‘It is not liberal indoctrination’: White House press secretary Jen Psaki defends teaching about systemic racism at American colleges and universities
- Conservatives have made theories of ‘critical race theory’ a key campaign issue
- Sen Tom Cotton this week proposed tax on ‘liberal,’ wealthy universities to fund job training schemes
- Jen Psaki was asked whether young people were being indoctrinated with theories of ‘systemic racism’
- She said it was ‘responsible’ to teach tomorrow’s leaders about the subject
White House Press Secretary Jen Psaki defended American colleges and universities teaching theories of systemic racism as ‘responsible’ on Thursday as she denied allegations that it amounted to ‘liberal indoctrination.’

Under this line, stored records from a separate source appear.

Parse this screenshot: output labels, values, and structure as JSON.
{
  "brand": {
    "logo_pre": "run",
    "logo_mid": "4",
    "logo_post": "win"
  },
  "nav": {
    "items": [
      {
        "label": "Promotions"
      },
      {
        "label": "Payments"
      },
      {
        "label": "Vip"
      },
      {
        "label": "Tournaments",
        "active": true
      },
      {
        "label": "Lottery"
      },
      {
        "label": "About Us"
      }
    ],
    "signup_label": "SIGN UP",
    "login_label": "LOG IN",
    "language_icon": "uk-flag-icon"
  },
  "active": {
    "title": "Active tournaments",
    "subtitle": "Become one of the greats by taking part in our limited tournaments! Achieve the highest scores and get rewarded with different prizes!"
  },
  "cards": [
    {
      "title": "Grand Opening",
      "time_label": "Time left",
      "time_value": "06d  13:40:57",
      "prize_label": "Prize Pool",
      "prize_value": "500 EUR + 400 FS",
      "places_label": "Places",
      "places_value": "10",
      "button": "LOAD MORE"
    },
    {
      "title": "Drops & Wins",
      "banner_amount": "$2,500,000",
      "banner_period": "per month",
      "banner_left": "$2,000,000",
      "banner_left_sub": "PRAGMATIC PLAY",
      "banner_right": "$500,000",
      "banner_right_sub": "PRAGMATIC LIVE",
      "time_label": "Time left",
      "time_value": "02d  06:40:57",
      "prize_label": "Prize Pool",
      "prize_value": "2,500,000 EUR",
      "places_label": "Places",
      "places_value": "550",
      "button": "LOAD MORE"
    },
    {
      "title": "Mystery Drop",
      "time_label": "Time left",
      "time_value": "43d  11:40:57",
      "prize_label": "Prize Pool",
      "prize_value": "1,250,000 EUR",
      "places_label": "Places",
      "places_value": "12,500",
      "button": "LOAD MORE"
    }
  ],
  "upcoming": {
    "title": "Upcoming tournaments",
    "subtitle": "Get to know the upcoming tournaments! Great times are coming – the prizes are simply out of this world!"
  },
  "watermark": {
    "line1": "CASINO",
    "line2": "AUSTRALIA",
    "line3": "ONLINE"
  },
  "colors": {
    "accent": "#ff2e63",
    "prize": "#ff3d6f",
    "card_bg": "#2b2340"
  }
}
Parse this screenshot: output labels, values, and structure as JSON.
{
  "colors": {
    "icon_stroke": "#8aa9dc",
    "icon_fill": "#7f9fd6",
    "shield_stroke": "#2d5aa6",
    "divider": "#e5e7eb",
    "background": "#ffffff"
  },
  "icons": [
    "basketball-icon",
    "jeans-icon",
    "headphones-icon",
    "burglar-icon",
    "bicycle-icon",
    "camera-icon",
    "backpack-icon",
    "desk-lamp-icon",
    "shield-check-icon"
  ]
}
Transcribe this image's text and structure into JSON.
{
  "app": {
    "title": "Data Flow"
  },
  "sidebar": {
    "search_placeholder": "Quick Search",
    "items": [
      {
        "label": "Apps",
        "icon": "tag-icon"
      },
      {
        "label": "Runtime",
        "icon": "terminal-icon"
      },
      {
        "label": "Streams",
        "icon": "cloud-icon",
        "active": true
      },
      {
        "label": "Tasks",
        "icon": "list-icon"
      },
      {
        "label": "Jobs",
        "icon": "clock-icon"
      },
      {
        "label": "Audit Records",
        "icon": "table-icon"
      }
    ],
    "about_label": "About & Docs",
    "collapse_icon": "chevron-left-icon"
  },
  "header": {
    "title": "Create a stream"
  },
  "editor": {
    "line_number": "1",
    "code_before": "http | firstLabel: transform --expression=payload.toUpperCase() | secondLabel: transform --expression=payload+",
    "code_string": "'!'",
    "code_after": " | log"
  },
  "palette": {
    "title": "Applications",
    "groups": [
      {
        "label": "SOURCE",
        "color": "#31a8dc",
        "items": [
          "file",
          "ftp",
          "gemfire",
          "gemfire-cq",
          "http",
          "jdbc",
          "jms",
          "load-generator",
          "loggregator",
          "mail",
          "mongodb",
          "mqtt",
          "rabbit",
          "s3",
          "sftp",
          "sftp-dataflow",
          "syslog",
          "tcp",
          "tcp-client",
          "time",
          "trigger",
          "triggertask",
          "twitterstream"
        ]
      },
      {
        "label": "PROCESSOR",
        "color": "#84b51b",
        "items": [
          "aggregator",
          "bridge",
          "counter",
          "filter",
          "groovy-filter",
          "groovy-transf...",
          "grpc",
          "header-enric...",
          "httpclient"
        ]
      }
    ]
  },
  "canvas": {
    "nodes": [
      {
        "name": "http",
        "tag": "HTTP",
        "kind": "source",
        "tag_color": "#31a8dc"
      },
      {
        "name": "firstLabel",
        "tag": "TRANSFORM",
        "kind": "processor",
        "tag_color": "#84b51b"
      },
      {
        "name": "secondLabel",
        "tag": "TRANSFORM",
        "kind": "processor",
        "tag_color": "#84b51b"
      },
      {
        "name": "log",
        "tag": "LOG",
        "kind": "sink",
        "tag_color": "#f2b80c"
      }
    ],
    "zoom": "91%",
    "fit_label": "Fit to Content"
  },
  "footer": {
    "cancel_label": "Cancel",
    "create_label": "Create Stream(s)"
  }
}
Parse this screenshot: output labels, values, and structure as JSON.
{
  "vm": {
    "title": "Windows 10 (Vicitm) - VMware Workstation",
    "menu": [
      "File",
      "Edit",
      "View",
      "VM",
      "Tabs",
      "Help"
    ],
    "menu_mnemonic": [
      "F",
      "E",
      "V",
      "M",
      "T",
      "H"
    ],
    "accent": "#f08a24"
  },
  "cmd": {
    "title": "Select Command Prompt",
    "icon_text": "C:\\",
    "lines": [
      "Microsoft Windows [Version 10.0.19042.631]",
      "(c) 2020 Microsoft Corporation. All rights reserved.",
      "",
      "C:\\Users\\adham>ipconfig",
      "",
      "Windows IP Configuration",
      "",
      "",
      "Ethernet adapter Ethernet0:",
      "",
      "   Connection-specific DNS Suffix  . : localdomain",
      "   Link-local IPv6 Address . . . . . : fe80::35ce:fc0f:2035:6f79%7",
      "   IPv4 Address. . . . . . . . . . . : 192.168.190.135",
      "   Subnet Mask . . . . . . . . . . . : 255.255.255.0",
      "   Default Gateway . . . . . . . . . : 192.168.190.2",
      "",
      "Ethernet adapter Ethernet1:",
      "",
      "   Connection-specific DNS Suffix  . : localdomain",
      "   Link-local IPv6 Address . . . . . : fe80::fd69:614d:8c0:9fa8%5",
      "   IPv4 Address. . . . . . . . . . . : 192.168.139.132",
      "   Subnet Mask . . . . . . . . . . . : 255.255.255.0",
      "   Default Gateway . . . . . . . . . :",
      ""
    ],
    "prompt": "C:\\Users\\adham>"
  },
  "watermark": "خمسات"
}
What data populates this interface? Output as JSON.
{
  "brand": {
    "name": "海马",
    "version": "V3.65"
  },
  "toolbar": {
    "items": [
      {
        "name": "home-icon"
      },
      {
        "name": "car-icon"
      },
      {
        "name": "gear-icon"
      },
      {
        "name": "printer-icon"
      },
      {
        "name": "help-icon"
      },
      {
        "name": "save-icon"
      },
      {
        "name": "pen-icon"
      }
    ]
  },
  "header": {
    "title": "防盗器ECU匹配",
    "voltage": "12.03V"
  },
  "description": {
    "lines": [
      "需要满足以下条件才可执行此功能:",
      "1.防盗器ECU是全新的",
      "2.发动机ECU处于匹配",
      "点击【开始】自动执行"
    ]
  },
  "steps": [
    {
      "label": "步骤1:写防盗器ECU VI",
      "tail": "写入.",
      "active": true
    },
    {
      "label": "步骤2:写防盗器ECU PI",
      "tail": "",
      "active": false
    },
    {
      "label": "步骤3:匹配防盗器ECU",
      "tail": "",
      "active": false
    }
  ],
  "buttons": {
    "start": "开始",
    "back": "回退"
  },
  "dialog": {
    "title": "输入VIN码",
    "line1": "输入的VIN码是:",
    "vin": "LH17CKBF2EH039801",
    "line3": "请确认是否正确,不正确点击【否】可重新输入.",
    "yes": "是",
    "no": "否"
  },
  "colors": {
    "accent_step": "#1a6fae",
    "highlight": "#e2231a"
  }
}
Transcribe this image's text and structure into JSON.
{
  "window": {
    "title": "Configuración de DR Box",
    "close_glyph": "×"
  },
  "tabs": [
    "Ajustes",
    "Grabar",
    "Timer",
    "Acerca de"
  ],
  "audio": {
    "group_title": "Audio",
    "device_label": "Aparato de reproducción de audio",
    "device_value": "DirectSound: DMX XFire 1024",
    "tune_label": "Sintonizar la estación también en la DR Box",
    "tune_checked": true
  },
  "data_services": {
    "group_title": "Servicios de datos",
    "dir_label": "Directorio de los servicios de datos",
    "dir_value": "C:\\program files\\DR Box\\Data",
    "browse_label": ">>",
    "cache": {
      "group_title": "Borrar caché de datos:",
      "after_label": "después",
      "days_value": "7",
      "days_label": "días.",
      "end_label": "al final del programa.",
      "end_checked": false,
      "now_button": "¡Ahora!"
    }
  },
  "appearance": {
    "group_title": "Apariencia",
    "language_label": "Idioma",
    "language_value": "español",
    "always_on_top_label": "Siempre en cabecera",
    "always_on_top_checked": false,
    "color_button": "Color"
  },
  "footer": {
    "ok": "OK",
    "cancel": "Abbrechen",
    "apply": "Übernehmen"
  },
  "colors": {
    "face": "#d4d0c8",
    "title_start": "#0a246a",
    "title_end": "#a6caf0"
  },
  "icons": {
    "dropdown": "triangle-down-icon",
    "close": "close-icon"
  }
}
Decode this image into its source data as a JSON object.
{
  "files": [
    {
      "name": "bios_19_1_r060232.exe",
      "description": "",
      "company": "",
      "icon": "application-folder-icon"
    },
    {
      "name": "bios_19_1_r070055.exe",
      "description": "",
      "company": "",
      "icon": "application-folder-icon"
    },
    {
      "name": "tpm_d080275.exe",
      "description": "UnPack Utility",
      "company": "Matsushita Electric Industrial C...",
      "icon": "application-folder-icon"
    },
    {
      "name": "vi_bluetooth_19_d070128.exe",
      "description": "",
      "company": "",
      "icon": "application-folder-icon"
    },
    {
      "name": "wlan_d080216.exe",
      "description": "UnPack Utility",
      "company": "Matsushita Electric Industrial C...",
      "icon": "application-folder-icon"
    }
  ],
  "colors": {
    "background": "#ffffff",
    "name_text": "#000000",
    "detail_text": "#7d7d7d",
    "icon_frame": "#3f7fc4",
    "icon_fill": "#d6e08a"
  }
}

The issue has become one of the frontline skirmishes in the country’s culture wars in the wake of last year’s Black Lives Matter protests.
Conservatives allege that students are being taught a warped version of American history that claims the impact of slavery remains present throughout society.
And Sen. Tom Cotton this week introduced a bill that would raise a 1% tax on endowments held by the country’s wealthiest schools to fund job training schemes.
White House Press Secretary Jen Psaki said Sen. Tom Cotton’s suggestion that young people were being indoctrinated was ‘mysterious and dangerous’ as she defended teaching on systemic racism
During her daily briefing, Psaki was asked about his proposal and whether America’s most prestigious universities were indoctrinating young people
‘Well without much detail of where he thinks our youth are being indoctrinated, it sounds very mysterious and dangerous,’ she said with a smile.
CRITICAL RACE THEORY: WHAT DOES IT MEAN?
The fight over critical race theory in schools has escalated in the United States over the last year.
The theory has sparked a fierce nationwide debate in the wake of the Black Lives Matter protests around the country over the last year and the introduction of the 1619 Project.
The 1619 Project, which was published by the New York Times in 2019 to mark 400 years since the first enslaved Africans arrived on American shores, reframes American history by ‘placing the consequnces of slavery and the contributions of black Americans at the center of the US narrative’.
The debate surrounding critical race theory regards concerns that some children are being indoctrinated into thinking that white people are inherently racist or sexist.
Those against critical race theory have argued it reduces people to the categories of ‘privileged’ or ‘oppressed’ based on their skin color.
Supporters, however, say the theory is vital to eliminating racism because it examines the ways in which race influence American politics, culture and the law.
‘I don’t think we would think we believe that educating the youth, next leaders of the future, leaders of the country, on systemic racism is indoctrination.
‘That’s actually responsible.’
Cotton’s legislation is entitled the Ivory Tower Act.
‘Our wealthiest colleges and universities have amassed billions of dollars, virtually tax-free, all while indoctrinating our youth with un-American ideas,’ he said when it was introduced.
‘This bill will impose a tax on university mega-endowments and support vocational and apprenticeship training programs in order to create high paying, working-class jobs.’
He and his allies have criticized the New York Times 1619 Project, which offered a new look at history based on the date when slaves arrived on American shores, and the teaching of ‘critical race theory’, which asserts that systems and institutions protect white privilege.
Conservatives took up the term after Trump referred to ‘critical race theory’ – an expression previously restricted to academic circles – last year in ordering the Office of Management and Budget to stop funding of diversity training.
They say the teachings reduce people to ‘privileged’ or ‘oppressed’ based on skin colour.
But supporters say it is vital to understand how race impacts society in order to eliminate racism.
Republicans around the country have introduced bills targeting what they see as liberal indoctrination.
This week the Texas House passed a bill limiting what can and cannot be taught about race and racism, including concepts that ‘one race or sex is inherently superior to another,’ or that someone is ‘inherently racist, sexist, or oppressive’ based on their identity.
Three Republican-led states have now signed laws banning critical race theory in public schools and nearly a dozen others are currently trying to pass similar bills that block or limit it from becoming part of curriculums